- Widom & Morris (in press) : Court substantiated abuse and child-neglect cases. 39% of the sexually abused failed to report the documented child abuse. “We have also found substantial under-reporting of sexual abuse among known victims of sexual abuse. This is particularly impressive since these are court substantiated cases of childhood sexual abuse”
- Spiegel: “Memories in dissociate amnesia are not so much distorted as they are segregated from one another.”
- Williams: In general, women with recovered memories had no more inconsistencies in their reports than women who had always remembered….their retrospective reports were remarkably consistent with what had been reported in the 1970’s….the stories were in large part true to the basic elements”.
- Dalenberg (1996) : “Memories of abuse recovered in psychotherapy were no more or no less accurate than memories of abuse that had always been remembered.

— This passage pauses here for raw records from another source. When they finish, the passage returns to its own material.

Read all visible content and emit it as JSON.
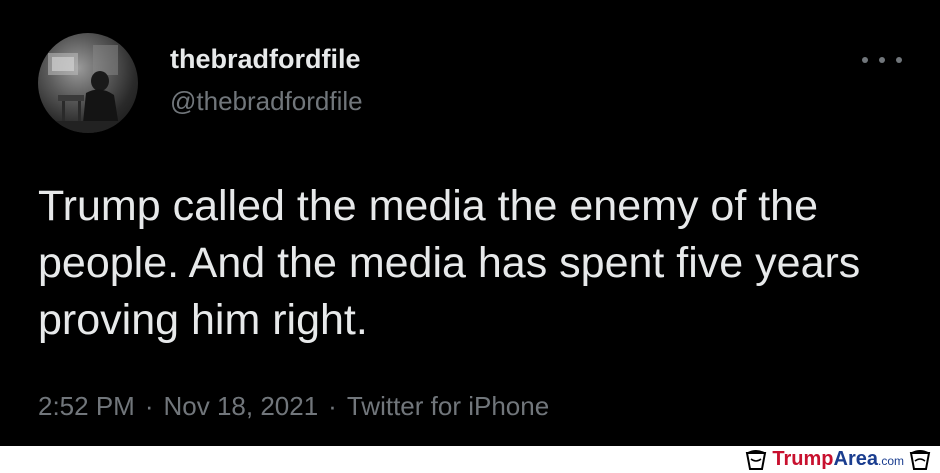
{
  "tweet": {
    "display_name": "thebradfordfile",
    "handle": "@thebradfordfile",
    "more_icon": "more-horizontal-icon",
    "text": "Trump called the media the enemy of the people. And the media has spent five years proving him right.",
    "time": "2:52 PM",
    "date": "Nov 18, 2021",
    "source": "Twitter for iPhone",
    "separator": "·"
  },
  "footer": {
    "brand_part1": "Trump",
    "brand_part2": "Area",
    "brand_suffix": ".com",
    "colors": {
      "trump": "#c8102e",
      "area": "#1a3d8f"
    }
  },
  "colors": {
    "background": "#000000",
    "primary_text": "#e7e9ea",
    "secondary_text": "#71767b"
  }
}
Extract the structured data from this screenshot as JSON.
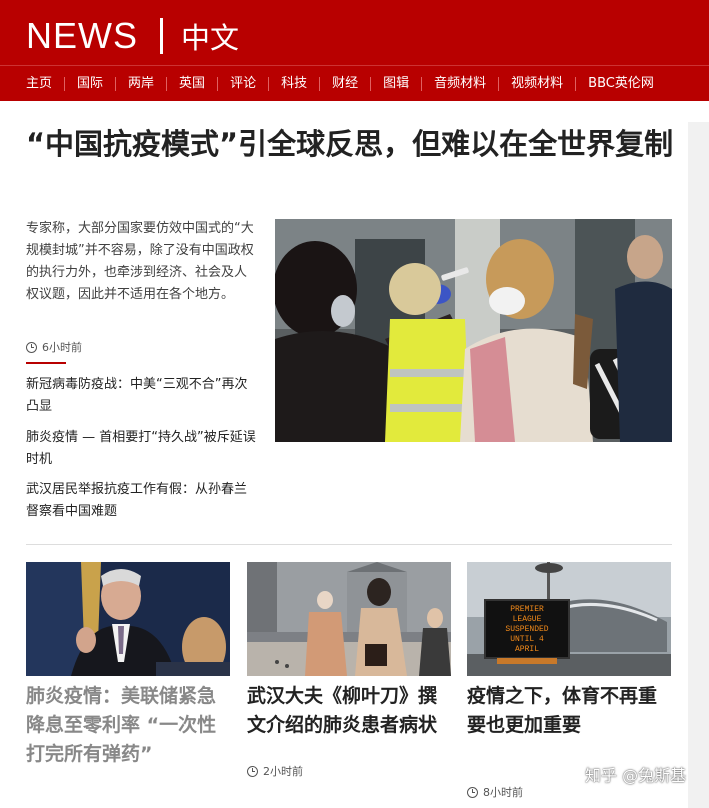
{
  "brand": {
    "news": "NEWS",
    "chinese": "中文"
  },
  "nav": [
    "主页",
    "国际",
    "两岸",
    "英国",
    "评论",
    "科技",
    "财经",
    "图辑",
    "音频材料",
    "视频材料",
    "BBC英伦网"
  ],
  "main": {
    "headline": "“中国抗疫模式”引全球反思，但难以在全世界复制",
    "summary": "专家称，大部分国家要仿效中国式的“大规模封城”并不容易，除了没有中国政权的执行力外，也牵涉到经济、社会及人权议题，因此并不适用在各个地方。",
    "time": "6小时前",
    "related": [
      "新冠病毒防疫战：中美“三观不合”再次凸显",
      "肺炎疫情 — 首相要打“持久战”被斥延误时机",
      "武汉居民举报抗疫工作有假：从孙春兰督察看中国难题"
    ]
  },
  "cards": [
    {
      "title": "肺炎疫情：美联储紧急降息至零利率 “一次性打完所有弹药”",
      "time": ""
    },
    {
      "title": "武汉大夫《柳叶刀》撰文介绍的肺炎患者病状",
      "time": "2小时前"
    },
    {
      "title": "疫情之下，体育不再重要也更加重要",
      "time": "8小时前"
    }
  ],
  "stadium_sign": [
    "PREMIER",
    "LEAGUE",
    "SUSPENDED",
    "UNTIL 4",
    "APRIL"
  ],
  "watermark": "知乎 @兔斯基",
  "colors": {
    "brand_red": "#b80000",
    "card_title_grey": "#888888",
    "headline": "#222222"
  }
}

The overall accuracy rate of both continued and recovered memories of abuse was quite high (70%) Just over half the patient sample significantly improved their accuracy for their abuse memories in the course of psychotherapy”.
Repressed memory in war vets or holocaust survivors has been a long acknowledged phenomena. Add to this that many survivors of adult rapes (the author included) have also forgotten chunks of their experiences. It was only when it began to be about child sexual abuse that it generated the current painful polemic.
It is no doubt true that certain therapeutic praxis may do more harm than good. But even bad therapy does not necessarily a false memory make. There is the well-known case of Jill Christman (From Freyd, “Betrayal Trauma: The Logic of Forgetting Childhood Abuse”) Christman attended therapy for some personal problems, and began to recover memories of childhood sexual abuse. The memories involved the presence of another child and were recovered in a confusing, cloudy way. Christman, who was aware of the memory polemics raging at the time, felt that the therapist was pushy and suggestive, and so abandoned therapy, deciding that her memories were “false.” Later, she was sought out by the other victim who in fact corroborated what Christman had remembered in therapy.
The False Memory Syndrome Foundation (FMSF) have disseminated much damaging misinformation including simplistic views about ways in which they claim false memories are produced. Are these methods really very common? The FMSF claims that the therapeutic creation of “false memories” is an “epidemic.” However, based on careful analysis of how the FMSF counts and collates – inflates – its statistics, this claim appears to be without foundation. (Whitfield, C, Memory and Abuse)
Another simplistic FMSF view is that women are all too anxious to blame sexual abuse for all their problems. Among other things, any reading of this board can show that we are often reluctant to identify the abuse that lies behind many of our sufferings. Many of us self-berate for not being “stronger”.
Thinking of theories which accuse women of fantasizing about sexual abuse is nothing new either, this has it’s roots in Freud’s “Electra Complex”, a theory which has damaged and invalidated women for over a century. Jeffrey Masson, in The Assault on Truth: Freud’s Suppression of the Seduction Theory, concluded that Freud may have coined this term due to professional ostracism – it was too difficult for Viennese society to accept that that respectable Viennese fathers could rape their own daughters.
And so we come full circle. But the Electra Complex has at least gained some respectability (however dubious) while “False Memory Syndrome” is not and has never been a recognized psychiatric phenomena. As a matter of fact it the term was coined by one Ralph Underwager, a known supporter of paedophilic sexuality.
Of course it’s awful to imagine anyone being convicted on dubious evidence. But by far the problem for victims of rape/child sexual abuse is the lack of justice executed by courts, particularly, thanks to the FMS, if the case is based on recovered memories.